The study reports that the capacitance of the nanocable is at least 10 times greater than what would be predicted with classical electrostatics.
"The increase is most likely due to quantum effects that arise because of the small size of the cable," said study co-author Pulickel Ajayan, Rice's Benjamin M. and Mary Greenwood Anderson Professor of Mechanical Engineering and Materials Science.
Lou's and Ajayan's laboratories each specialize in fabricating and studying nanoscale materials and nanodevices that exhibit these types of intriguing quantum effects, but Ajayan and Lou said there was an element of chance to the nanocable discovery.
When the project began 18 months ago, Rice postdoctoral researcher Zheng Liu, the lead co-author of the study, intended to make pure copper wires covered with carbon. The techniques for making the wires, which are just a few nanometers wide, are well-established because the wires are often used as "interconnects" in state-of-the-art electronics. Liu used a technique known as chemical vapor deposition (CVD) to cover the wires with a thin coating of carbon. The CVD technique is also used to grow sheets of single-atom-thick carbon called graphene on films of copper.
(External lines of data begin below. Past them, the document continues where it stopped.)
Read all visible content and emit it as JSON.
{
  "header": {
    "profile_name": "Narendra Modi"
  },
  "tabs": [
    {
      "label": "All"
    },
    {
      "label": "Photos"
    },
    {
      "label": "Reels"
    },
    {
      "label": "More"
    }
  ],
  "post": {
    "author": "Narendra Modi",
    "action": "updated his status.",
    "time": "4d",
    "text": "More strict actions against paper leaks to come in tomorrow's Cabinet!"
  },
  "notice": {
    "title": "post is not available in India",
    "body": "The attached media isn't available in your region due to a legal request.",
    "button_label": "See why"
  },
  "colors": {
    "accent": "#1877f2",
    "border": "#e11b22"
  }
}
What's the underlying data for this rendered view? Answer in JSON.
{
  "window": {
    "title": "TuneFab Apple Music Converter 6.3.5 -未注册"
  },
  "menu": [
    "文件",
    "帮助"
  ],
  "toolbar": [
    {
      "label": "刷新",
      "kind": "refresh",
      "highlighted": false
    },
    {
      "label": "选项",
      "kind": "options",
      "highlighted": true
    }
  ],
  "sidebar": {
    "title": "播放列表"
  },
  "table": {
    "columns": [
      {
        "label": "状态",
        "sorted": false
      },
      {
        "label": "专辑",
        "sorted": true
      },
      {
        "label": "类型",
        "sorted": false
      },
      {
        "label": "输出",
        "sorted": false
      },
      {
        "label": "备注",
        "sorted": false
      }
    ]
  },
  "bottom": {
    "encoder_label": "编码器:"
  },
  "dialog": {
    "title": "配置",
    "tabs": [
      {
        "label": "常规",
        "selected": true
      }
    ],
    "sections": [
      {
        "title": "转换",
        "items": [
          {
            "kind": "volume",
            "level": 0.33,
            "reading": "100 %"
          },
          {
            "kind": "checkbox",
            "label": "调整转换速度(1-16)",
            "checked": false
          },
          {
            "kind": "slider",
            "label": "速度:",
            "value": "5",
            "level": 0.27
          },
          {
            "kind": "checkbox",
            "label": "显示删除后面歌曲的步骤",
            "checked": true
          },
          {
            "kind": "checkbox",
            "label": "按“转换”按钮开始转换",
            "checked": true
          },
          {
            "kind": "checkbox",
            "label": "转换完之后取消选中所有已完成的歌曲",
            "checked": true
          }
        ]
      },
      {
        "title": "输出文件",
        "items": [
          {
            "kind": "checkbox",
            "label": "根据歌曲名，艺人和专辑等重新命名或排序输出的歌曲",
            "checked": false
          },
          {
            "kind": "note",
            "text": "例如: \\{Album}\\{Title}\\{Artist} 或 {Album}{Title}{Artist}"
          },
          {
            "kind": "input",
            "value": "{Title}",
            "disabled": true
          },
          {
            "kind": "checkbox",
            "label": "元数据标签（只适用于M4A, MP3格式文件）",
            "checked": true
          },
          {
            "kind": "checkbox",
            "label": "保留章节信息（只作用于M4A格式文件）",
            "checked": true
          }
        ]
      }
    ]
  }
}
"When people make graphene, they usually want to study the graphene and they aren't very interested in the copper," Lou said. "It's just used a platform for making the graphene."
When Liu ran some electronic tests on his first few samples, the results were far from what he expected.
"We eventually found that a thin layer of copper oxide -- which is served as a dielectric layer -- was forming
|Contact: Jade Boyd|